***** Data for processing

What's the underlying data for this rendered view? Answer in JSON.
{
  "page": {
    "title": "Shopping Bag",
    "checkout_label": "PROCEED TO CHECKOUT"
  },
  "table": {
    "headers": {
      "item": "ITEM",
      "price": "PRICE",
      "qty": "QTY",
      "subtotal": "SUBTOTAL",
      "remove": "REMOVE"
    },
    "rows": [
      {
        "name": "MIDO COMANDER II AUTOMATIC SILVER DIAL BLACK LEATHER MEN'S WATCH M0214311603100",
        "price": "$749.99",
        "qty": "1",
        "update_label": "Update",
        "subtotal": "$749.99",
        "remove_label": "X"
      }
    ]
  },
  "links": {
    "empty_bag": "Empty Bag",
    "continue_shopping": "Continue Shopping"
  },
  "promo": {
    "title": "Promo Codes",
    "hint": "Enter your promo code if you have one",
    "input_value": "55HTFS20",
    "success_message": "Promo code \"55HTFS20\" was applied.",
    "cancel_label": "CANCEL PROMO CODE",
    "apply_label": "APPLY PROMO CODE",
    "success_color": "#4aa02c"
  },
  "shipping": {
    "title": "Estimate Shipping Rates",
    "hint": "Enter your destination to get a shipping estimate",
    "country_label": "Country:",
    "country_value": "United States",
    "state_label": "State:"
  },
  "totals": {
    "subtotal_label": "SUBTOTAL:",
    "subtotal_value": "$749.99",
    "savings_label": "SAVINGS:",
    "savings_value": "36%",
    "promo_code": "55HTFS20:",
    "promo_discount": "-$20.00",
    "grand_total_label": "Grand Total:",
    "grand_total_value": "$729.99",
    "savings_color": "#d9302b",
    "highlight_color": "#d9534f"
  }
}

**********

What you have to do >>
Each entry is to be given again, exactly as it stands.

Solution to the problem >>
What's the underlying data for this rendered view? Answer in JSON.
{
  "page": {
    "title": "Shopping Bag",
    "checkout_label": "PROCEED TO CHECKOUT"
  },
  "table": {
    "headers": {
      "item": "ITEM",
      "price": "PRICE",
      "qty": "QTY",
      "subtotal": "SUBTOTAL",
      "remove": "REMOVE"
    },
    "rows": [
      {
        "name": "MIDO COMANDER II AUTOMATIC SILVER DIAL BLACK LEATHER MEN'S WATCH M0214311603100",
        "price": "$749.99",
        "qty": "1",
        "update_label": "Update",
        "subtotal": "$749.99",
        "remove_label": "X"
      }
    ]
  },
  "links": {
    "empty_bag": "Empty Bag",
    "continue_shopping": "Continue Shopping"
  },
  "promo": {
    "title": "Promo Codes",
    "hint": "Enter your promo code if you have one",
    "input_value": "55HTFS20",
    "success_message": "Promo code \"55HTFS20\" was applied.",
    "cancel_label": "CANCEL PROMO CODE",
    "apply_label": "APPLY PROMO CODE",
    "success_color": "#4aa02c"
  },
  "shipping": {
    "title": "Estimate Shipping Rates",
    "hint": "Enter your destination to get a shipping estimate",
    "country_label": "Country:",
    "country_value": "United States",
    "state_label": "State:"
  },
  "totals": {
    "subtotal_label": "SUBTOTAL:",
    "subtotal_value": "$749.99",
    "savings_label": "SAVINGS:",
    "savings_value": "36%",
    "promo_code": "55HTFS20:",
    "promo_discount": "-$20.00",
    "grand_total_label": "Grand Total:",
    "grand_total_value": "$729.99",
    "savings_color": "#d9302b",
    "highlight_color": "#d9534f"
  }
}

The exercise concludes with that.